With these changes, it certainly looks like Illinois is attempting to level the playing field, so to speak, and create a process that is more equitable for applicants who cannot afford to flood the system with multiple applications. Further, Illinois is continuing to stress the importance of equity in its cannabis market and community. Governor J.B. Pritzker has often mentioned his desire to make the Illinois’ cannabis market one of the most accessible and equitable in the country, and this new round of licensing appears poised to achieve that goal.
Despite the greatly streamlined application process, the window for submission will likely be short (approximately two weeks), and qualifiers for the lottery are expected to be announced as soon as February 21, 2023. Additionally, the post-lottery prove up period will be document intensive and draw detailed scrutiny from the IDFPR as it aims to make sure that the Social Equity Applicants are truly qualified under the set criteria.
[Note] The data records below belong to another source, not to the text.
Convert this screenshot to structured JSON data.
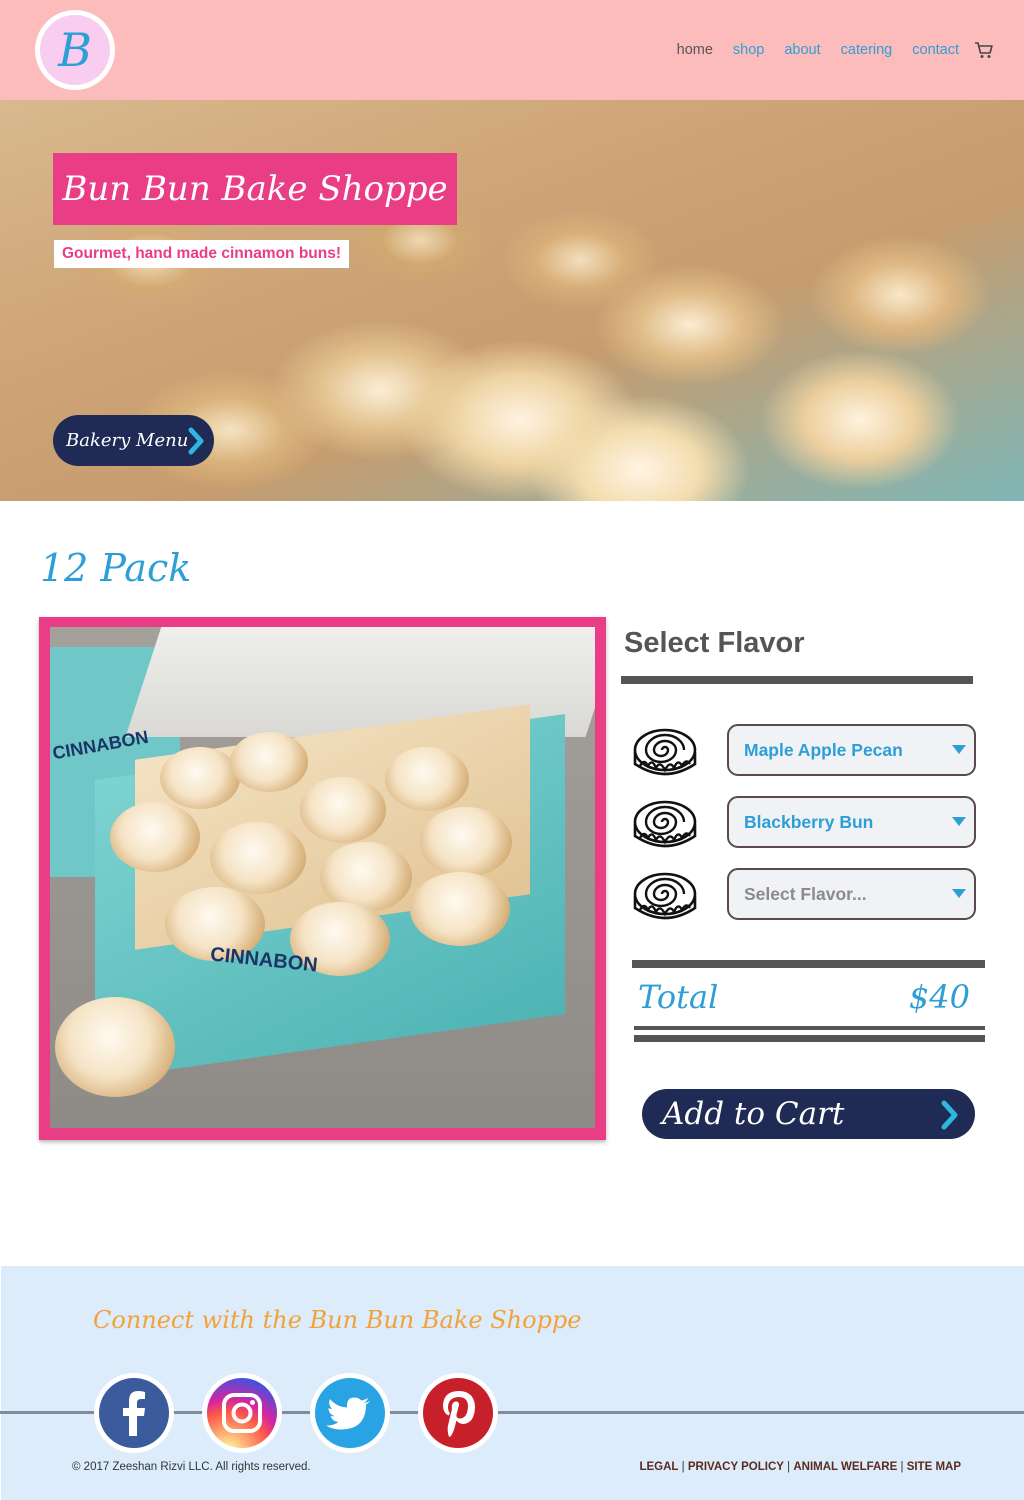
{
  "header": {
    "logo_letter": "B",
    "nav": [
      {
        "label": "home"
      },
      {
        "label": "shop"
      },
      {
        "label": "about"
      },
      {
        "label": "catering"
      },
      {
        "label": "contact"
      }
    ]
  },
  "hero": {
    "title": "Bun Bun Bake Shoppe",
    "subtitle": "Gourmet, hand made cinnamon buns!",
    "menu_button": "Bakery Menu"
  },
  "product": {
    "title": "12 Pack",
    "image_brand_text": "CINNABON",
    "select_heading": "Select Flavor",
    "flavors": [
      {
        "value": "Maple Apple Pecan"
      },
      {
        "value": "Blackberry Bun"
      },
      {
        "value": "Select Flavor..."
      }
    ],
    "total_label": "Total",
    "total_value": "$40",
    "add_to_cart": "Add to Cart"
  },
  "footer": {
    "connect_text": "Connect with the Bun Bun Bake Shoppe",
    "social": [
      {
        "icon": "facebook-icon",
        "color": "#3b5b9c"
      },
      {
        "icon": "instagram-icon",
        "color": "#d6307d"
      },
      {
        "icon": "twitter-icon",
        "color": "#2aa3e4"
      },
      {
        "icon": "pinterest-icon",
        "color": "#c8202a"
      }
    ],
    "copyright": "© 2017 Zeeshan Rizvi LLC. All rights reserved.",
    "links": [
      {
        "label": "LEGAL"
      },
      {
        "label": "PRIVACY POLICY"
      },
      {
        "label": "ANIMAL WELFARE"
      },
      {
        "label": "SITE MAP"
      }
    ],
    "separator": "|"
  },
  "colors": {
    "header_bg": "#fdbcbc",
    "accent_pink": "#e93d85",
    "accent_blue": "#2e9fd6",
    "navy": "#1f2a55",
    "footer_bg": "#dcecfb",
    "footer_heading": "#f2a23a"
  }
}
Applicants can benefit greatly from the guidance and counsel of experienced cannabis lawyers in Illinois, and should seek assistance to guide them through this new process.
Welcome to the Cannabis Business Legal News blog where attorneys from Amundsen Davis blog about all things cannabis business and legal news related.
- Historic Cannabis Rescheduling on the Horizon? It's Up to the DEA Now
- FDA Issues First Ever Guidance for Research of Psychedelics
- Movement on the SAFE Banking Act? The Senate is Talking the Talk, but Not Ready to Walk the Walk
- The Federal Government & CBD – What the FDA is Happening?
- Illinois Lawmaker Introduces Legislation to Legalize Psychedelic Therapy Programs
- Illinois Set to Roll out New Cannabis Retail License Applications and Lottery in Early 2023
- Could a Small Town in Pennsylvania Force Congress to Deschedule Cannabis?
- No April Fool’s Joke: The MORE Act was Just Passed by the House
- Significant Increase in Production of Cannabis and Psychedelics for Research Proposed by the DEA for 2022 – What You Need to Know Now
- Protecting Your Cannabis Business from the Trappings of the Telephone Consumer Protection Act
- August 2023
- May 2023
- January 2023
- November 2022
- April 2022
- October 2021
- August 2021
- July 2021
- May 2021
- December 2020
- April 2020
- December 2019
- November 2019
- August 2019
- June 2019
- May 2019
- April 2019
- February 2019
- January 2019
- December 2018
- November 2018
- October 2018
- September 2018
- June 2018
- May 2018
- July 2016